Dartmouth Medical School
"Death and Diversity in Civil War Medicine"
September 25, 2015
Margaret Humphreys, MD, PhD
A specialist in the history of science and medicine, Dr. Humphreys has focused her research and publications primarily on infectious disease in the U.S. and the American south, as well as the history of medicine during the American Civil War. Dr. Humphreys has also published on the history of diabetes, public health ethics, and colonial medicine. Her research has appeared in Isis, Bulletin of the History of Medicine, Literature and Medicine, Perspectives in Biology and Medicine, Social Science and Medicine, Public Health Reports and Environmental History. Of special note are her books Yellow Fever and the South (Rutgers University Press, 1992), Malaria: Poverty, Race, and Public Health in the United States (Baltimore and London: The Johns Hopkins University Press, 2001), Intensely Human: The Health of Black Soldiers in the American Civil War (Johns Hopkins University Press, 2008), and, most recently, Marrow of Tragedy: The Health Crisis of the American Civil War (Johns Hopkins University Press, 2013). In addition to her own research, she was editor in chief of the Journal of the History of Medicine and Allied Sciences from 1999-2012.
Dr. Humphreys is an active member ot the American Association for the History of Medicine (AAHM), and of The Society of Civil War Historians. She serves on the Advisory Board of the Triangle Center for Evolutionary Medicine (TriCEM).

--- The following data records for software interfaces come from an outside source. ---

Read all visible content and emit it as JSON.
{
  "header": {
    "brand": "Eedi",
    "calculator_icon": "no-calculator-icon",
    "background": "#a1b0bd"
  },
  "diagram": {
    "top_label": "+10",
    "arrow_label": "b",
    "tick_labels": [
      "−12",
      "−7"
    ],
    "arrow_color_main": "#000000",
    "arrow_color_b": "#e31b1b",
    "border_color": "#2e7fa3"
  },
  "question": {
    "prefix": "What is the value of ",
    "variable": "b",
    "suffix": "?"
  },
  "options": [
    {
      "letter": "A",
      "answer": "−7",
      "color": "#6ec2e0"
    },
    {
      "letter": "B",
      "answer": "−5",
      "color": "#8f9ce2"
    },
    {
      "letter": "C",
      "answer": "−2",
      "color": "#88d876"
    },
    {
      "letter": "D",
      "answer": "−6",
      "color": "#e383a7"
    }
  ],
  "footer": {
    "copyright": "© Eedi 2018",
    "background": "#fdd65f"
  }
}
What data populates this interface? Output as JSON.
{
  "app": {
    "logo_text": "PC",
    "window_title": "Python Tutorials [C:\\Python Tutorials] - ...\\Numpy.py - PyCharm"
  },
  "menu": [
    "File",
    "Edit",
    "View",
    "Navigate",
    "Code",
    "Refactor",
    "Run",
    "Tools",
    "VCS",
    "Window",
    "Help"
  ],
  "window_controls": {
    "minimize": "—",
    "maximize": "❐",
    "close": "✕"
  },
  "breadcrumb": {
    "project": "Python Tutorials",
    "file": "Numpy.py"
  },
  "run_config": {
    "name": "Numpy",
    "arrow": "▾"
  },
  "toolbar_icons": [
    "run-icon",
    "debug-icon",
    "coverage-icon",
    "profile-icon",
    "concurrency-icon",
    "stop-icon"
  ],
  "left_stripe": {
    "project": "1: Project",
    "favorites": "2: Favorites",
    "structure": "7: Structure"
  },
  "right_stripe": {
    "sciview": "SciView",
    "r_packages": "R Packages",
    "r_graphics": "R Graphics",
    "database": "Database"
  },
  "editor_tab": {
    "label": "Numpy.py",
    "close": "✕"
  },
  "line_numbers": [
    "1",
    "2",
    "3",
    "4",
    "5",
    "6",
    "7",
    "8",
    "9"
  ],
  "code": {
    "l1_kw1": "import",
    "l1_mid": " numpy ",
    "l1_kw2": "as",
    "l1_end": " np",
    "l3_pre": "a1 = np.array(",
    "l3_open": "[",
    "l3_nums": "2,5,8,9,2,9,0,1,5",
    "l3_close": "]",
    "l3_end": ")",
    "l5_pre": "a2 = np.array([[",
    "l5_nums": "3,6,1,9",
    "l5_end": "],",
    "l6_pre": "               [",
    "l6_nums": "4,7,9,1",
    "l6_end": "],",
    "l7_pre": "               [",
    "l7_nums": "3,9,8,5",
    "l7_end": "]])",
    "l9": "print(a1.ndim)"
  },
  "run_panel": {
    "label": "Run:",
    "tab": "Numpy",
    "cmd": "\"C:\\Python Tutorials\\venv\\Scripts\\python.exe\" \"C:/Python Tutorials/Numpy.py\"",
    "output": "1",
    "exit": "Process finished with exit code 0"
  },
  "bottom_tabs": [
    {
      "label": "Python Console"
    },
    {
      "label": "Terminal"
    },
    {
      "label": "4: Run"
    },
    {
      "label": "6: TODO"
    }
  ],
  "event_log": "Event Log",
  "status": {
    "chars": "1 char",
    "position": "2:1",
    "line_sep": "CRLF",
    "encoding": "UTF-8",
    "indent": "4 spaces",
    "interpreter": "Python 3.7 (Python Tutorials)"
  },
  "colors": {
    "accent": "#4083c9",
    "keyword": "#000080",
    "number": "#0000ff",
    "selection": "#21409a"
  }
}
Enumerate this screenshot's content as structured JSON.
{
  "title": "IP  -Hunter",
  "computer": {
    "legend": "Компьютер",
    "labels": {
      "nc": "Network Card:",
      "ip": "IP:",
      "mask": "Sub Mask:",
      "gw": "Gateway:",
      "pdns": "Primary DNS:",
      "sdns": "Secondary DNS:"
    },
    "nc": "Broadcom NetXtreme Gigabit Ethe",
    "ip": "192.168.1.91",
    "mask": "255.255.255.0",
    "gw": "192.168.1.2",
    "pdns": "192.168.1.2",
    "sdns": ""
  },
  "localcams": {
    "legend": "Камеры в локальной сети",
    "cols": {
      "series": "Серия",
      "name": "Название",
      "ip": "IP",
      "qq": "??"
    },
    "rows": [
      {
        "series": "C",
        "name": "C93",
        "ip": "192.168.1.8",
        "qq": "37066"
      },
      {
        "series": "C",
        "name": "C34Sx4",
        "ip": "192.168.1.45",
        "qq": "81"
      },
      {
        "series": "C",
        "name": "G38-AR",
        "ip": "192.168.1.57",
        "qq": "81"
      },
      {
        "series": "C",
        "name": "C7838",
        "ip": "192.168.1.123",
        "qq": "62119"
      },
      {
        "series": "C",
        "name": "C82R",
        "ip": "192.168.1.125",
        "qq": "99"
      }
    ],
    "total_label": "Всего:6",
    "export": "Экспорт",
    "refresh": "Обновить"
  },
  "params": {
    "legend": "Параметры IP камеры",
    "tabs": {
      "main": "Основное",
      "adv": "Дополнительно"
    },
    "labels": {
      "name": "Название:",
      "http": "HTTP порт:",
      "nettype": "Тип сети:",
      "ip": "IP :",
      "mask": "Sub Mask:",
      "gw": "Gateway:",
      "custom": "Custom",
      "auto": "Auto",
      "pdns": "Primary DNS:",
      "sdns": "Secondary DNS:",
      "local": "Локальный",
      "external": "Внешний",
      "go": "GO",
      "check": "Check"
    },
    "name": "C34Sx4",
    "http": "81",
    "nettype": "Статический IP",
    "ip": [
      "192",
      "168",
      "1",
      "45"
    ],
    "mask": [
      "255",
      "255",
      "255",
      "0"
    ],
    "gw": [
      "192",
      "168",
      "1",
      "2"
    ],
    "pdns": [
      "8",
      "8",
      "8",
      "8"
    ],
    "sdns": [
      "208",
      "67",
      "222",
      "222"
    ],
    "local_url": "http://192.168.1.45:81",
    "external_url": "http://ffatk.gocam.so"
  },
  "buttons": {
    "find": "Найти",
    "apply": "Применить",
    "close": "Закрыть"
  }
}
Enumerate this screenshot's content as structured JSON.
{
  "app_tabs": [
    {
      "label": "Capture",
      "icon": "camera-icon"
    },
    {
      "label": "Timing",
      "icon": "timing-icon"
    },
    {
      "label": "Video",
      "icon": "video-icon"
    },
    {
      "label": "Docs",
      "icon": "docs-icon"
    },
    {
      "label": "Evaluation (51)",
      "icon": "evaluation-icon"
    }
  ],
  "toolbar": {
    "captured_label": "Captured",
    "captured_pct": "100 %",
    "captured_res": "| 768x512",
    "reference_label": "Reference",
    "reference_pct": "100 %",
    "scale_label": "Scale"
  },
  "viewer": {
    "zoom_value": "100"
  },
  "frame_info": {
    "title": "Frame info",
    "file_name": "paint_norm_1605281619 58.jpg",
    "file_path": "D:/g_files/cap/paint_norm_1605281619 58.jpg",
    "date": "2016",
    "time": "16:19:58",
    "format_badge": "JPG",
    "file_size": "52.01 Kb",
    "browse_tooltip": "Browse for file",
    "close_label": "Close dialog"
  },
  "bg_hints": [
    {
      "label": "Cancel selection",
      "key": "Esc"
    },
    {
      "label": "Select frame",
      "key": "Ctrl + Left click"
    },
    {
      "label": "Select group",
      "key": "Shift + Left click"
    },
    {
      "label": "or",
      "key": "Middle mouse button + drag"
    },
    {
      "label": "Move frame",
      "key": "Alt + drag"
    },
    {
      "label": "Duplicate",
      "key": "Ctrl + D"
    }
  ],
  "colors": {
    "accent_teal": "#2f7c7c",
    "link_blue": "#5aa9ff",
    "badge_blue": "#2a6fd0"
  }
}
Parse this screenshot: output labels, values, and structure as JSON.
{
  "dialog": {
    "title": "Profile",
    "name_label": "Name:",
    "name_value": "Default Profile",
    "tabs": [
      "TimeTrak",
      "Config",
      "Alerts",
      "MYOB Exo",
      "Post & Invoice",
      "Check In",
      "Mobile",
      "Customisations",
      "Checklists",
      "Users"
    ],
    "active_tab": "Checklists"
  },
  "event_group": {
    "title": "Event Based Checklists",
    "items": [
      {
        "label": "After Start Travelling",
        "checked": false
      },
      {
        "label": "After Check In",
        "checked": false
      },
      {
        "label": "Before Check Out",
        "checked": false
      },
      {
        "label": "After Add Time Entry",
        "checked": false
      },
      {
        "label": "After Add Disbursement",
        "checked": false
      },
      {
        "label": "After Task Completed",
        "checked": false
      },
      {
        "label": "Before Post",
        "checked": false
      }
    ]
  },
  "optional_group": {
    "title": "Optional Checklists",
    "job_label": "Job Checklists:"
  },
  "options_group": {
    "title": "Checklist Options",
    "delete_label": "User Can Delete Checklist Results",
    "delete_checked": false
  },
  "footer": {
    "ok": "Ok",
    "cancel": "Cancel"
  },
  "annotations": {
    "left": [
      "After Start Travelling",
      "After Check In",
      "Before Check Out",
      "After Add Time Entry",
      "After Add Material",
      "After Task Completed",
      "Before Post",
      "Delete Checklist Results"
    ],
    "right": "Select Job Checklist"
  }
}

May, 2017 (Columbia UMC)
September, 2017 (South Carolina) November, 2017 (Florida)
January, 2018 (Duke University)
Recent and Upcoming Events
Oxford University, Lectures
Role of MD’s in prisoner of war camps during the Civil War. During the Civil War 56,000 soldiers died in prisoner of war camps, a toll that brought accusations of barbarism from contemporaries. Treatment of the prisoners went to the heart of national identity as one measure of the moral, civilized, and Christian character of the warring parties. Camp physicians and medical inspectors were at the center of this conflict, for their duty was, in fact, to give “aid and comfort to the enemy,” the constitutional definition of treason. This project will explore the intricacies of the prisoner’s status within political debates during the war, and the role of physicians in mediating and explicating the prisoner’s condition.
Biography of Dr. J.D. Harris (1833-1884). Harris was a black surgeon who served in the American Civil War. Born in NC to free black working class parents, he had a remarkable career. He published poetry in the mid-1850s, served the Anti-Slavery Society in Cleveland in the late 1850s, signed John Brown’s “Constitution,” and urged American blacks to emigrate to Haiti. He published a book promoting Haitian emigration in the early 1860s. After medical training and service in the Civil War, he married a white woman in 1868 and ran for Lieutenant Governor of Virginia in 1869 (lost). He served as a physician in a South Carolina mental asylum in the early 1870s, practiced in the Howard University teaching hospital for a couple of years, and then was admitted to a mental hospital in DC, where he died in 1886. The biography will explore issues of free black opportunity pre-war, self-identity as mulatto/colored, ways in which emigration plans answered the increasing anti-black violence of the 1850s, blacks in medicine in reconstruction, and finally the place of an educated physician in a black asylum in the 1870s and 1880s—pre-Freud, pre-eugenics, post-emancipation.
Shanghai University and
Shaanxi Normal University